You may have heard about Super Hexagon. It’s a game which makes your brain feel like it is being torn up and stitched by a drunken physician in a back alley. It’ll even, sometimes, get you the experience where pulsating visuals send you subliminal messages that fool you into revelry or cause you to question whether you are appreciating it at all.
You’ll feel your head bending as you replay again and again, experiencing both ecstasy & rage when you’ve raised your record by a mere second while your reaction rate failed to save you from a devastating departure from this plane of existence.
What makes Super Hexagon this kind of addictive encounter is its simplicity. A small triangle that is stationed within the middle of the screen is controlled by you. By touching the right side of your display the triangle will be moved clockwise, while you move counterclockwise by presing the left side. Giving a simple tap will cause the triangle to move marginally, while you can achieve top speed by holding down the display.
I absolutely love that the levels are randomly created, while particular design shapes are repeated at distinct stages with each replay. The general aim will be to continue as long as possible without becoming destroyed between two walls while you are zigzagging your way through the labyrinth that is never-ending. The shapes will be going in one direction, while the whole rest of the map could be whirling in another direction. All the while you must know about every possible danger coming at you from every direction.
You’ll end up dying; quite often, in fact.The challenge with the game isn’t that its constantly messing with you and abusing your mind (though it is), its that your ability to complete levels is being directly tested. Super Hexagon is about analyzing your instincts, and your reflexes, response rate, memorization, and getting you to go beyond your limitations.
The colors are always changing within the levels, while the shapes beat to the excellent soundtrack from Chipzel. Wonderfully, the music tends to pick up at random areas of the track, which allows you to listen to something different each time instead of being stuck starting at the beginning of the same song every play through. This helps you to never get tired of the same music playing over and over again as with so many other games.
Restarting a level will become standard for you, as Super Hexagon is serious business. Amusingly, the lowest setting is Hard, going up subsequently to Harder and then on to Hardest. No easy mode here, kids. By passing the minute mark within a level you are rewarded by unlocking higher settings, like Hardester (yup, Hardester).
Super Hexagon is Terry Cavanagh’s (VVVVVV) latest creation, which began as a hurriedly put together job during a 48-hour game jam. Terry has grown from the first Hexagon, creating a much more satisfying experience for the iOS, with plenty of other operation systems to come down the line.
Super Hexagon is an easy game that keeps you extremely engaged without the need for lengthy plays, which is perfect for mobile. I say there is no need for lengthy play sessions, however that doesn’t mean they won’t happen. You will go in believing you will play a short game, but shortly find yourself playing through the exact same levels at least a few dozen times, fast jabbing the display to restart after cursing from the foolish blunder you just made. Each play through is worth it, though, as simply breaking your personal record by a second will give you a degree of gratification you wouldn’t expect to feel.

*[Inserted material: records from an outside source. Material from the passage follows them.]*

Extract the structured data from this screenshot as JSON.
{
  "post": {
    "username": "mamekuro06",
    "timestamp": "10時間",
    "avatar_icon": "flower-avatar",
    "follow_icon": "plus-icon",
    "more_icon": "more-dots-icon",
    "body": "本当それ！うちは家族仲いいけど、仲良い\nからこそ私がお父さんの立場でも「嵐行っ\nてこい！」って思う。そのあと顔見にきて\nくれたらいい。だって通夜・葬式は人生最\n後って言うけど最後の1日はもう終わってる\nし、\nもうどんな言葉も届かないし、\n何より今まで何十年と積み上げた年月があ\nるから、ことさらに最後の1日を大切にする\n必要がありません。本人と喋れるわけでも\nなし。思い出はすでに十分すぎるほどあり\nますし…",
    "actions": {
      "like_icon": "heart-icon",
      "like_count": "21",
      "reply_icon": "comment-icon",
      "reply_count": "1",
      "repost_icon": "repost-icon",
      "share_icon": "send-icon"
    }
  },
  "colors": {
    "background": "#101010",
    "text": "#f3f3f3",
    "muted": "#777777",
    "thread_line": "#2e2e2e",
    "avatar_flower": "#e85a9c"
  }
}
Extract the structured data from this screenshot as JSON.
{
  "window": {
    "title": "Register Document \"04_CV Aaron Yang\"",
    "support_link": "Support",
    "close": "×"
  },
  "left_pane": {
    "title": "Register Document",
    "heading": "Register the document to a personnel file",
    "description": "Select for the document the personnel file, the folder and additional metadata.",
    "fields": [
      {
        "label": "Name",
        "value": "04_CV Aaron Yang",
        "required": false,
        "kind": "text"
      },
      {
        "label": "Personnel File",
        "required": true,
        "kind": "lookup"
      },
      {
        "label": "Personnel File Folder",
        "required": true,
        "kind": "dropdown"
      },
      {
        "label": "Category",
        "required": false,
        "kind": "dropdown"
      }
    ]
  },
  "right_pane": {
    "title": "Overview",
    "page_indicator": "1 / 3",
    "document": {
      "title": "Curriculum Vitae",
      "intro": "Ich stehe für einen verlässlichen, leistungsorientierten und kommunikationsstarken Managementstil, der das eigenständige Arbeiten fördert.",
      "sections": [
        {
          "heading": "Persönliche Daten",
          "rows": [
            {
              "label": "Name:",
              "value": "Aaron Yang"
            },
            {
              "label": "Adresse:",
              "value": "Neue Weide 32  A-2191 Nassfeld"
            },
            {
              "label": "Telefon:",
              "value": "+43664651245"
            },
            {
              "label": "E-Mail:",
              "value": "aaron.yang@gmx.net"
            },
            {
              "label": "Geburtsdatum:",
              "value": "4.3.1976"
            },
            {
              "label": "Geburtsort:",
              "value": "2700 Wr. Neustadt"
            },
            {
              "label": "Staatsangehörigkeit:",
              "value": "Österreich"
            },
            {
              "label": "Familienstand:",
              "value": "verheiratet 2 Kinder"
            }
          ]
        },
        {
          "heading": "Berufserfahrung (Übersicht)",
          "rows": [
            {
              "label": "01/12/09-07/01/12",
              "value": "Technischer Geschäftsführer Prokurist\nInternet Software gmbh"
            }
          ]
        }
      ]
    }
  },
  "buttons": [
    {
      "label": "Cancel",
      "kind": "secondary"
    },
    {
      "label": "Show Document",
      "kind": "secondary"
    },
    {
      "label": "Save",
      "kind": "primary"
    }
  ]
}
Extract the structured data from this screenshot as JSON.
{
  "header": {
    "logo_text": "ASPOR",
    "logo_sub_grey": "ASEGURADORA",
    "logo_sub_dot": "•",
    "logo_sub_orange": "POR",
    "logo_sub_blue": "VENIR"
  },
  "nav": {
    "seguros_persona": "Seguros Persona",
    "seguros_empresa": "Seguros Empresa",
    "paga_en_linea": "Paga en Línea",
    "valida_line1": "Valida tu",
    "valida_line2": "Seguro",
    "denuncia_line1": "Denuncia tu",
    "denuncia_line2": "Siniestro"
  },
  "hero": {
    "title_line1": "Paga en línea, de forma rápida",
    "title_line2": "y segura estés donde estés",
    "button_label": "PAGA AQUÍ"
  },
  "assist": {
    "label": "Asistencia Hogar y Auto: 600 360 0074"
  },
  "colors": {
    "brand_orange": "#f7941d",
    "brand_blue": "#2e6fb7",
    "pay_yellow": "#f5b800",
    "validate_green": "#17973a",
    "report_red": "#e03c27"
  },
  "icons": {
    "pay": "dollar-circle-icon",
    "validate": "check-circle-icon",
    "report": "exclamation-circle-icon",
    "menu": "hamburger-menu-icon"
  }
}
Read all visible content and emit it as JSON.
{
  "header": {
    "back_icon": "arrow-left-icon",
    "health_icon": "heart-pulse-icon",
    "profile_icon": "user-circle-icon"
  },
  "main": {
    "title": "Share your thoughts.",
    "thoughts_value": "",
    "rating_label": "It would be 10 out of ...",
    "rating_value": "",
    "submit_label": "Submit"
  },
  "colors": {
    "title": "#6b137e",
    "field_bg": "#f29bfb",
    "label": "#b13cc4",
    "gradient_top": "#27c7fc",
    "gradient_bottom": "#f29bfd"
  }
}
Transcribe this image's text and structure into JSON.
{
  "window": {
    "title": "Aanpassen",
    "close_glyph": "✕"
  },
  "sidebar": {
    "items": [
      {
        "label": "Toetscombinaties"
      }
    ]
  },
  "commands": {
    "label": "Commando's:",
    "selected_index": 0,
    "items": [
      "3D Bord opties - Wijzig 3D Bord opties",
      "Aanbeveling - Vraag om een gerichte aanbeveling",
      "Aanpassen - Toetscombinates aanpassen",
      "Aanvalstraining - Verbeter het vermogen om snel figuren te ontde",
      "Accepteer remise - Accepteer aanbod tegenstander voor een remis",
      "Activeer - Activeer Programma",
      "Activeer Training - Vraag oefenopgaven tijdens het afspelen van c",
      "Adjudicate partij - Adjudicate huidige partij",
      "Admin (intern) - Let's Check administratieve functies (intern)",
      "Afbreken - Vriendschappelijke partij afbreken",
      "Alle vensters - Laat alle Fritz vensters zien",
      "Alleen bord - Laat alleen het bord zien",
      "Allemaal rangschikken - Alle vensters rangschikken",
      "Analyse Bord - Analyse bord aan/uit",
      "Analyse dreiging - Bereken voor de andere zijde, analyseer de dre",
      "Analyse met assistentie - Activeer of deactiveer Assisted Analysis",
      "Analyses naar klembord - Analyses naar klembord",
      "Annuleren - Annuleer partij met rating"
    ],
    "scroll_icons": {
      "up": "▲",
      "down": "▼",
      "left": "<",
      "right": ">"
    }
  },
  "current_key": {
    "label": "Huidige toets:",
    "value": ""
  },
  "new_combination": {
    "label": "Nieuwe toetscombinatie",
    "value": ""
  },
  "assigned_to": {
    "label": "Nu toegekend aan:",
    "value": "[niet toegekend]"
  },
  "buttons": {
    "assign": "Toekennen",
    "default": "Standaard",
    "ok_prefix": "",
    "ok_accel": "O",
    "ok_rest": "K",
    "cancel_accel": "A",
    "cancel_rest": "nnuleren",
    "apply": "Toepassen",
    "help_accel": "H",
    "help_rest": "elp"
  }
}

To put it simply, Super Hexagon is among the finest gaming experiences I have had lately, and not just on my phone.